Opposing the application means Pistorius now can't appeal his verdict on the basis of his mental state, nor use it as a significant mitigating factor during his sentencing. If his GAD should be considered as such a serious factor that it influenced his actions when he shot Steenkamp, the athlete should be referred for observation. If not, then the state will argue for it to be disregarded.

What now?

The prosecution says it's "mindful of the practical implications" of its request and understands it "may lead to a significant delay in the matter."

The trial – initially set down for three weeks of court time in March – has already been significantly extended, and Masipa has repeatedly shown her eagerness to finalize the case.

If she grants the order, Pistorius must wait for a hospital bed, which legal experts estimate will take a week or so, with the request likely fast-tracked ahead of the months-long waiting lists at most of South Africa's psychiatric facilities. Then, the athlete would spend 30 days under observation, with court reconvening to hear the results of those assessments.

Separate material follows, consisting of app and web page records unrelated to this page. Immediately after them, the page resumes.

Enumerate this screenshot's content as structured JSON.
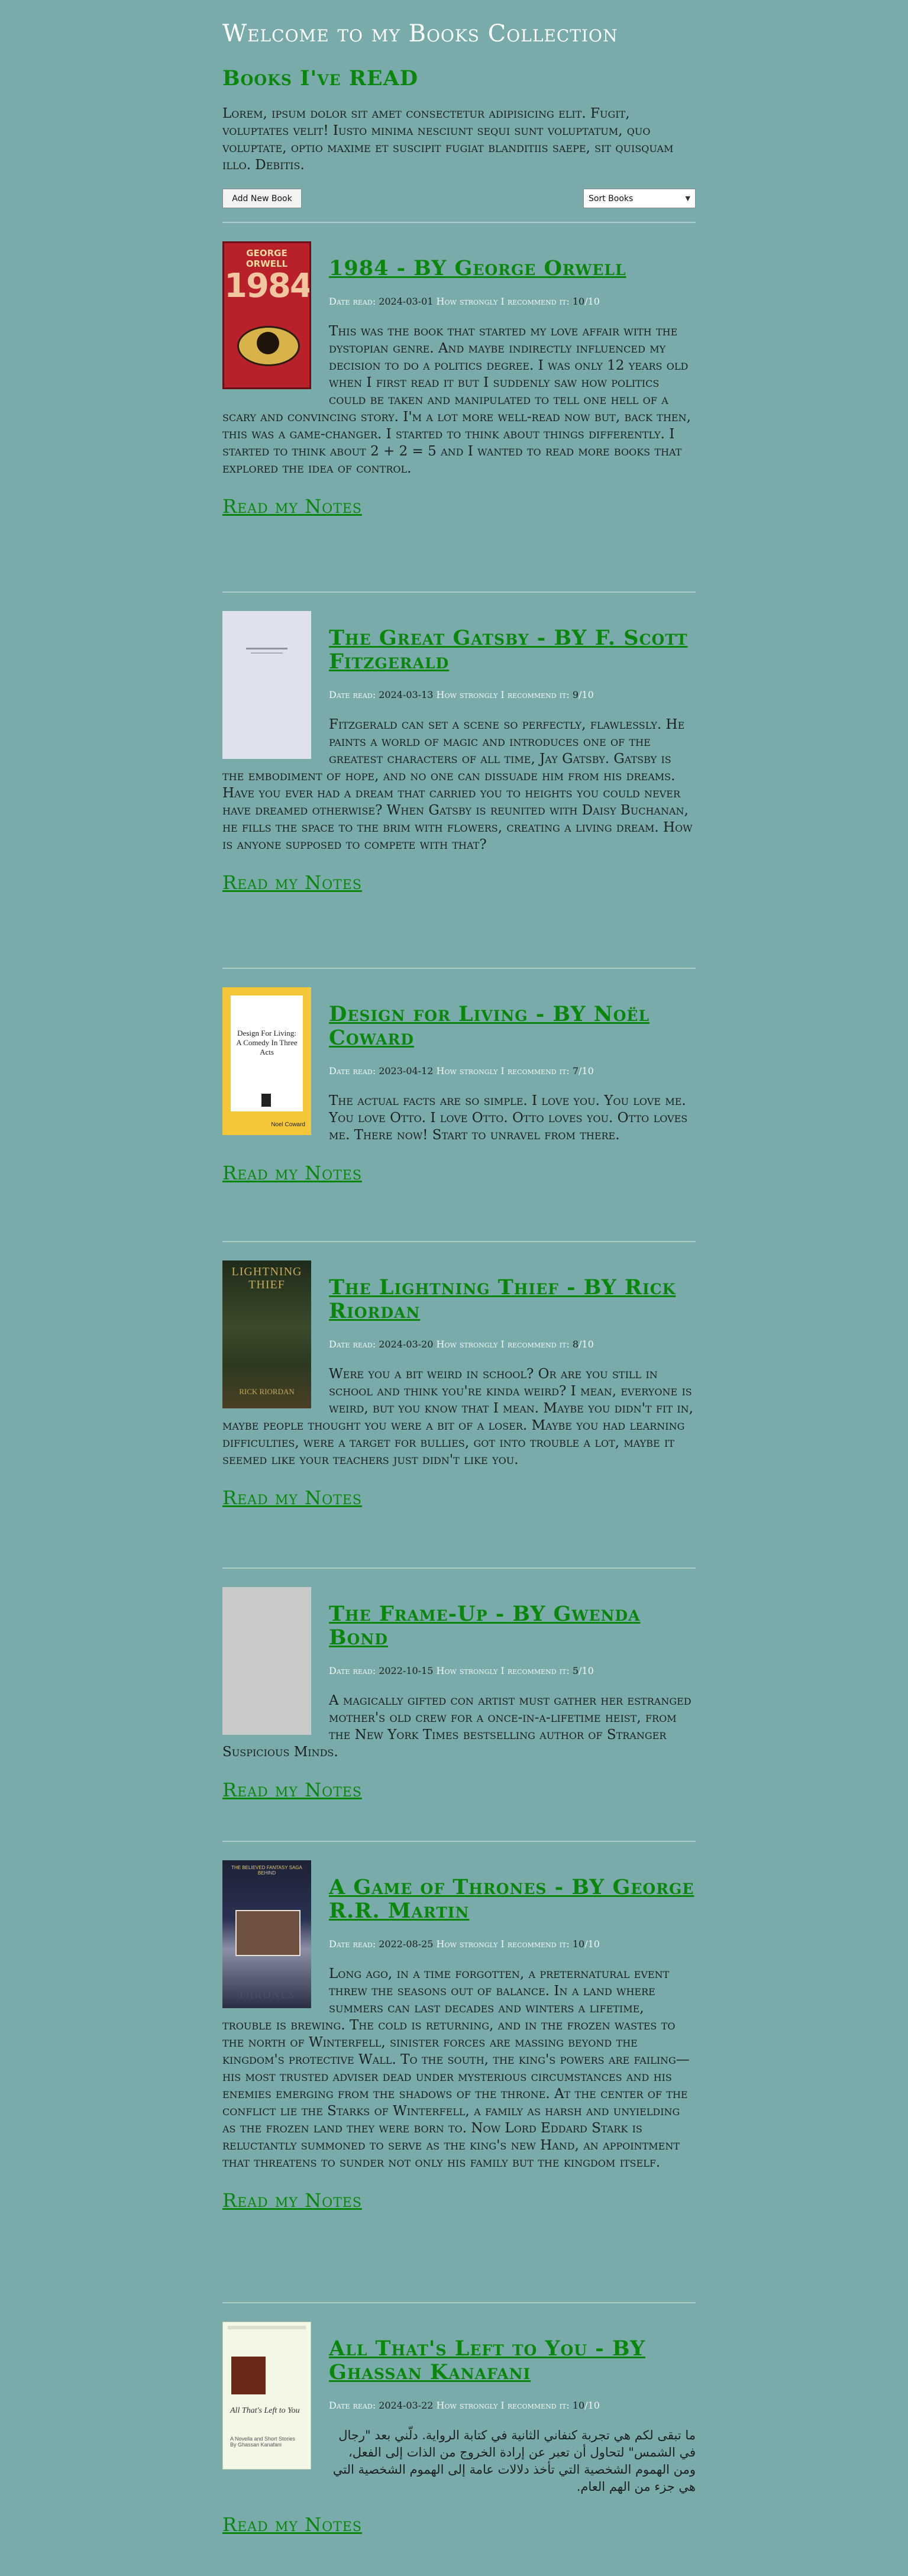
{
  "header": {
    "site_title": "Welcome to my Books Collection",
    "section_title": "Books I've READ",
    "intro": "Lorem, ipsum dolor sit amet consectetur adipisicing elit. Fugit, voluptates velit! Iusto minima nesciunt sequi sunt voluptatum, quo voluptate, optio maxime et suscipit fugiat blanditiis saepe, sit quisquam illo. Debitis."
  },
  "controls": {
    "add_label": "Add New Book",
    "sort_value": "Sort Books",
    "sort_icon": "chevron-down-icon"
  },
  "labels": {
    "date_read": "Date read:",
    "recommend": "How strongly I recommend it:",
    "notes_link": "Read my Notes"
  },
  "books": [
    {
      "title": "1984 - BY George Orwell",
      "date": "2024-03-01",
      "rating": "10",
      "out_of": "/10",
      "description": "This was the book that started my love affair with the dystopian genre. And maybe indirectly influenced my decision to do a politics degree. I was only 12 years old when I first read it but I suddenly saw how politics could be taken and manipulated to tell one hell of a scary and convincing story. I'm a lot more well-read now but, back then, this was a game-changer. I started to think about things differently. I started to think about 2 + 2 = 5 and I wanted to read more books that explored the idea of control.",
      "cover_text": [
        "GEORGE ORWELL",
        "1984"
      ]
    },
    {
      "title": "The Great Gatsby - BY F. Scott Fitzgerald",
      "date": "2024-03-13",
      "rating": "9",
      "out_of": "/10",
      "description": "Fitzgerald can set a scene so perfectly, flawlessly. He paints a world of magic and introduces one of the greatest characters of all time, Jay Gatsby. Gatsby is the embodiment of hope, and no one can dissuade him from his dreams. Have you ever had a dream that carried you to heights you could never have dreamed otherwise? When Gatsby is reunited with Daisy Buchanan, he fills the space to the brim with flowers, creating a living dream. How is anyone supposed to compete with that?"
    },
    {
      "title": "Design for Living - BY Noël Coward",
      "date": "2023-04-12",
      "rating": "7",
      "out_of": "/10",
      "description": "The actual facts are so simple. I love you. You love me. You love Otto. I love Otto. Otto loves you. Otto loves me. There now! Start to unravel from there.",
      "cover_text": [
        "Design For Living:",
        "A Comedy In Three Acts",
        "Noel Coward"
      ]
    },
    {
      "title": "The Lightning Thief - BY Rick Riordan",
      "date": "2024-03-20",
      "rating": "8",
      "out_of": "/10",
      "description": "Were you a bit weird in school? Or are you still in school and think you're kinda weird? I mean, everyone is weird, but you know that I mean. Maybe you didn't fit in, maybe people thought you were a bit of a loser. Maybe you had learning difficulties, were a target for bullies, got into trouble a lot, maybe it seemed like your teachers just didn't like you.",
      "cover_text": [
        "LIGHTNING",
        "THIEF",
        "RICK RIORDAN"
      ]
    },
    {
      "title": "The Frame-Up - BY Gwenda Bond",
      "date": "2022-10-15",
      "rating": "5",
      "out_of": "/10",
      "description": "A magically gifted con artist must gather her estranged mother's old crew for a once-in-a-lifetime heist, from the New York Times bestselling author of Stranger Suspicious Minds."
    },
    {
      "title": "A Game of Thrones - BY George R.R. Martin",
      "date": "2022-08-25",
      "rating": "10",
      "out_of": "/10",
      "description": "Long ago, in a time forgotten, a preternatural event threw the seasons out of balance. In a land where summers can last decades and winters a lifetime, trouble is brewing. The cold is returning, and in the frozen wastes to the north of Winterfell, sinister forces are massing beyond the kingdom's protective Wall. To the south, the king's powers are failing—his most trusted adviser dead under mysterious circumstances and his enemies emerging from the shadows of the throne. At the center of the conflict lie the Starks of Winterfell, a family as harsh and unyielding as the frozen land they were born to. Now Lord Eddard Stark is reluctantly summoned to serve as the king's new Hand, an appointment that threatens to sunder not only his family but the kingdom itself.",
      "cover_text": [
        "THE BELIEVED FANTASY SAGA BEHIND",
        "THRONES"
      ]
    },
    {
      "title": "All That's Left to You - BY Ghassan Kanafani",
      "date": "2024-03-22",
      "rating": "10",
      "out_of": "/10",
      "description": "ما تبقى لكم هي تجربة كنفاني الثانية في كتابة الرواية. دلّني بعد \"رجال في الشمس\" لتحاول أن تعبر عن إرادة الخروج من الذات إلى الفعل، ومن الهموم الشخصية التي تأخذ دلالات عامة إلى الهموم الشخصية التي هي جزء من الهم العام.",
      "cover_text": [
        "All That's Left to You",
        "A Novella and Short Stories",
        "By Ghassan Kanafani"
      ]
    }
  ],
  "colors": {
    "background": "#79abab",
    "accent_green": "#0a860a",
    "divider": "#aecccc",
    "meta_label": "#f3f7f7"
  }
}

At that stage, depending on the severity of his "mental disorder" as gauged by a panel of experts, the trial will either proceed, or Pistorius may be remanded to a psychiatric hospital indefinitely, until psychologists deem it safe to release him.

Even if the application for referral is refused, the defense is now unlikely to finish calling its remaining witnesses before the end of the week, despite its initial assertions it would conclude its evidence by Tuesday.

Roux has already said the defense plans to call another witness to testify about the double-amputee's reaction to "fight or flight" situations of fear and his vulnerability as a result of his disability, suggesting that the state's application was "premature."

Court proceedings are scheduled to continue until Friday.